Im Focus: Quantum Sensors Decipher Magnetic Ordering in a New Semiconducting Material

For the first time, physicists have successfully imaged spiral magnetic ordering in a multiferroic material. These materials are considered highly promising candidates for future data storage media. The researchers were able to prove their findings using unique quantum sensors that were developed at Basel University and that can analyze electromagnetic fields on the nanometer scale. The results – obtained by scientists from the University of Basel’s Department of Physics, the Swiss Nanoscience Institute, the University of Montpellier and several laboratories from University Paris-Saclay – were recently published in the journal Nature.

Multiferroics are materials that simultaneously react to electric and magnetic fields. These two properties are rarely found together, and their combined...

All Focus news of the innovation-report >>>

Anzeige

Anzeige

Event News

“Lasers in Composites Symposium” in Aachen – from Science to Application

19.09.2017 | Event News

I-ESA 2018 – Call for Papers

12.09.2017 | Event News

EMBO at Basel Life, a new conference on current and emerging life science research

06.09.2017 | Event News

 
Latest News

Rainbow colors reveal cell history: Uncovering β-cell heterogeneity

22.09.2017 | Life Sciences

Penn first in world to treat patient with new radiation technology

22.09.2017 | Medical Engineering
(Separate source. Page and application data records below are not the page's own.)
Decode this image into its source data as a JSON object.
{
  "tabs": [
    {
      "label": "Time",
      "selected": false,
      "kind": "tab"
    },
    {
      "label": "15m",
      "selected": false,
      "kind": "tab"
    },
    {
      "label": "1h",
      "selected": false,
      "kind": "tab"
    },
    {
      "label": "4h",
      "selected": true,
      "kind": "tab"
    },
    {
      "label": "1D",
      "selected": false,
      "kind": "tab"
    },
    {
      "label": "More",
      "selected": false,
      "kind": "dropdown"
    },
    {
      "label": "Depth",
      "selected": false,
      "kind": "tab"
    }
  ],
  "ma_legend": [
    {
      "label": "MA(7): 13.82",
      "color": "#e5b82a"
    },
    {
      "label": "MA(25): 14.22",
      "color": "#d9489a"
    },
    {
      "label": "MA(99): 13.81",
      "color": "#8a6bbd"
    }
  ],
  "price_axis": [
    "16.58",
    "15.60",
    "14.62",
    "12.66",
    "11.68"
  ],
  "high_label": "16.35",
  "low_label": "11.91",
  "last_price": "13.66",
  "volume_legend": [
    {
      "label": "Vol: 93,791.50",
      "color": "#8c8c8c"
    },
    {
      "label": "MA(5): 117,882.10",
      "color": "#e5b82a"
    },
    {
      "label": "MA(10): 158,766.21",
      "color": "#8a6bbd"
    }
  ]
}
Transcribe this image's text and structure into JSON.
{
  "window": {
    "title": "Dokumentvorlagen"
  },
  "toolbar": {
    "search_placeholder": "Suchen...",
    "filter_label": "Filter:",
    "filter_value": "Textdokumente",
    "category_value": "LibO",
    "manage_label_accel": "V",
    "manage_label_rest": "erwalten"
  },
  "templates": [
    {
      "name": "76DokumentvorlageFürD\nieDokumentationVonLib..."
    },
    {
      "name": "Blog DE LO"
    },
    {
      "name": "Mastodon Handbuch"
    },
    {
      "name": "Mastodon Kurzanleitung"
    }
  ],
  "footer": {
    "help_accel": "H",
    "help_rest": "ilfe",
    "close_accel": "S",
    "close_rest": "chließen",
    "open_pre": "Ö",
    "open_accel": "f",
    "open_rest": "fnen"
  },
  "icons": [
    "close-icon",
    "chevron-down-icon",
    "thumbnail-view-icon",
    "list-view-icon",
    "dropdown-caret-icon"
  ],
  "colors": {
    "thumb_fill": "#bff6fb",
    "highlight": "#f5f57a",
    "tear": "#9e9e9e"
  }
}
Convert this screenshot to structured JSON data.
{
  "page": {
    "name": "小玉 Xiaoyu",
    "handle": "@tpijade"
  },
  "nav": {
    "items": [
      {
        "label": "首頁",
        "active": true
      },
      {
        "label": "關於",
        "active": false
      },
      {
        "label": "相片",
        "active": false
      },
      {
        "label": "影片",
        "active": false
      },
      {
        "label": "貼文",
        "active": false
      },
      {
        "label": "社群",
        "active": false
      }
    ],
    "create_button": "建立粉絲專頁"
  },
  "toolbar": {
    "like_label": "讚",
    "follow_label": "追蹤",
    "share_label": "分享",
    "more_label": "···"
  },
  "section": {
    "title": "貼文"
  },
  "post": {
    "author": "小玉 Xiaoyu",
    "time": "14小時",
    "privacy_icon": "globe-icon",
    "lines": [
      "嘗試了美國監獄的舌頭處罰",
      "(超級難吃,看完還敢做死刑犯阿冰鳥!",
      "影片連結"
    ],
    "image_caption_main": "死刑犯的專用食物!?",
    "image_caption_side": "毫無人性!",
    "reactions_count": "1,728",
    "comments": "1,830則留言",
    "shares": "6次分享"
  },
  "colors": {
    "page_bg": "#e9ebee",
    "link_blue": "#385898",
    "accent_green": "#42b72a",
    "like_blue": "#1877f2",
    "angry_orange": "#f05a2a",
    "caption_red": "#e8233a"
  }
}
Calculating quietness

22.09.2017 | Physics and Astronomy

VideoLinks
B2B-VideoLinks
More VideoLinks >>>